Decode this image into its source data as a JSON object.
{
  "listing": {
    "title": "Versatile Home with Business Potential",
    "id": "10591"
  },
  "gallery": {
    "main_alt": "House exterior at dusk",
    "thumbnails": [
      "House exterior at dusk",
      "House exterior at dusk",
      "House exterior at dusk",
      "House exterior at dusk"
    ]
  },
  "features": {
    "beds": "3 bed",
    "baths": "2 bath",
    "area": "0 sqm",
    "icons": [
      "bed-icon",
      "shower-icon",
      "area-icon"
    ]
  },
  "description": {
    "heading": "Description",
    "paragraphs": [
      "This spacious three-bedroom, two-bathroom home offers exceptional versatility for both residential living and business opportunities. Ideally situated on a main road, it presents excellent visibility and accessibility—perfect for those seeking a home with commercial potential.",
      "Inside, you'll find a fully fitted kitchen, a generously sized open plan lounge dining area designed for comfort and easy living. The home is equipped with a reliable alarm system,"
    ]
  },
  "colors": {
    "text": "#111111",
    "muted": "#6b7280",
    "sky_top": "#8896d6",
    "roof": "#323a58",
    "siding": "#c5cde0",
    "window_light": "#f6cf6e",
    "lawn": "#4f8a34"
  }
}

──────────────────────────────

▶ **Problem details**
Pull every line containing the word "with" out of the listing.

▶ **Response to this task**
    "title": "Versatile Home with Business Potential",
      "This spacious three-bedroom, two-bathroom home offers exceptional versatility for both residential living and business opportunities. Ideally situated on a main road, it presents excellent visibility and accessibility—perfect for those seeking a home with commercial potential.",
      "Inside, you'll find a fully fitted kitchen, a generously sized open plan lounge dining area designed for comfort and easy living. The home is equipped with a reliable alarm system,"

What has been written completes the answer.